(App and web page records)
━━━━━━
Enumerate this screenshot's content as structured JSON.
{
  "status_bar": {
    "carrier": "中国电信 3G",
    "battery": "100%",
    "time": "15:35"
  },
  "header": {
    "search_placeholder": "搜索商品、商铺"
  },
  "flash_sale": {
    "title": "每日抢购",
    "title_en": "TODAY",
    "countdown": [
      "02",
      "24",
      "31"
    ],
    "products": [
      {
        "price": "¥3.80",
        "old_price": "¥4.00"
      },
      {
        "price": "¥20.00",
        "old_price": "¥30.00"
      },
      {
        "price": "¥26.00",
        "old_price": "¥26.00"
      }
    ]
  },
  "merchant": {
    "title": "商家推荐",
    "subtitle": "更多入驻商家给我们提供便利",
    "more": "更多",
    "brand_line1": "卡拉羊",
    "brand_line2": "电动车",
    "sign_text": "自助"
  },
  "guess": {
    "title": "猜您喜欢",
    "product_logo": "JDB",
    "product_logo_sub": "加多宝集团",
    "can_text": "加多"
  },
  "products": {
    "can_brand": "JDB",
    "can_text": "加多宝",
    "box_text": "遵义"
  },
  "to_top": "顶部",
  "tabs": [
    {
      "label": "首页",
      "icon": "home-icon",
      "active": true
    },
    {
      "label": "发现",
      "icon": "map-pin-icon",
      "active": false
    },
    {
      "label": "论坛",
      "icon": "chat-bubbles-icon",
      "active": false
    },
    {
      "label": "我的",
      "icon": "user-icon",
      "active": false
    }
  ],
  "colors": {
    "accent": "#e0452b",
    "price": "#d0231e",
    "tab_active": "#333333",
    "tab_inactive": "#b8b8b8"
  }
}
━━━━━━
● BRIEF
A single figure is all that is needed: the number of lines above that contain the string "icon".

● OUTPUT
4